C. S. B. Adapted from an Indian legend.
 IN the North Country there once lived an old, old man
all alone in his wigwam among the pine trees. His hair
and beard were so long and so white that they covered
him like a mantle, and he wore a bear-skin to keep him
warm. All about his wigwam it was winter. The little
brooks were locked fast under their ice, the wind cried
in the trees, and not a squirrel or a blue jay was to
be seen. The old man crouched over his little bit of a
fire and shivered because he was so cold.
But one day there came through the woods a beautiful
maiden.

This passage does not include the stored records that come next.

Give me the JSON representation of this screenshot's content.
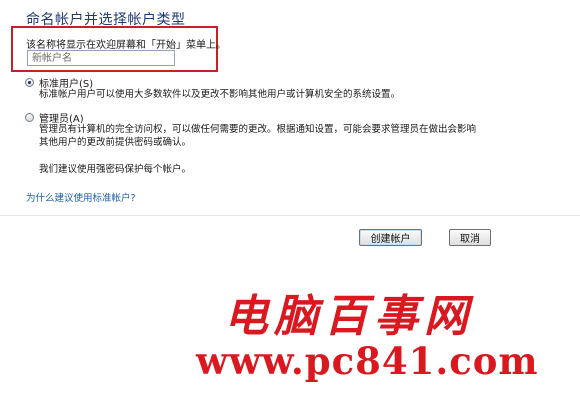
{
  "page": {
    "heading": "命名帐户并选择帐户类型"
  },
  "name_section": {
    "hint": "该名称将显示在欢迎屏幕和「开始」菜单上。",
    "placeholder": "新帐户名"
  },
  "account_types": [
    {
      "label": "标准用户(S)",
      "checked": true,
      "description": [
        "标准帐户用户可以使用大多数软件以及更改不影响其他用户或计算机安全的系统设置。"
      ]
    },
    {
      "label": "管理员(A)",
      "checked": false,
      "description": [
        "管理员有计算机的完全访问权，可以做任何需要的更改。根据通知设置，可能会要求管理员在做出会影响",
        "其他用户的更改前提供密码或确认。"
      ]
    }
  ],
  "recommendation": "我们建议使用强密码保护每个帐户。",
  "help_link": "为什么建议使用标准帐户?",
  "buttons": {
    "create": "创建帐户",
    "cancel": "取消"
  },
  "watermark": {
    "logo_text": "电脑百事网",
    "url": "www.pc841.com"
  },
  "colors": {
    "heading": "#1e3a78",
    "highlight_border": "#c8202a",
    "link": "#1e5fa8",
    "watermark": "#d9181f"
  }
}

Her cheeks were as pink as roses, her eyes
were as soft and dark as the skies at twilight, and her
hair was as brown as October's nuts. The most
beautiful thing of all was this: wherever she stepped
on the frozen ground with her white slippers made of
lilies, the dew fell and the sweet grasses and ferns
So she came to the old man's wigwam. Her breath was as
sweet as clover, and when she lifted the tent-flap it
was not cold any more inside, but warm and
fragrant—like a June day.
 "Who are you, and why do you come?" asked the old
man. "I have breathed on the woods, and it is winter."
"When I breathe," said the maiden, softly, "the violet
and the wind-flower blossom."
"I shake my locks," said the old man, "and snow covers
"I toss my curls," said the maiden, "and the warm rain
"When I walk through the trees, the leaves fall, the
squirrels and the beavers hide, and the blue jay and
the wild geese fly south."
"When I come," said the maiden, "the branches break
into leaves, the brooks sing, and the birds fly back
And, as the maiden spoke, the air in the wigwam grew
warmer and warmer, and the old man lay down upon the
ground, for his eyes were heavy with sleep. The maiden
kneeled down beside him and just rested her warm
fingers on his forehead. And where the old man had
lain there was, all at once, only a mass of green
leaves with soft moss growing all about.
"I am stronger than the winter," said the maiden.
Then she took from her dress the loveliest pink and
white flowers, and she hid them under the green leaves.
"She took from her dress the loveliest pink and white flowers."
"I will give you my most precious flowers," she said,
"and my sweetest breath, but whoever picks you, Arbutus,
must kneel, as I do."
Then the maiden floated away over the woods, the hills,
and the plains, and wherever she went the flowers sprang
up, and summer came upon the earth.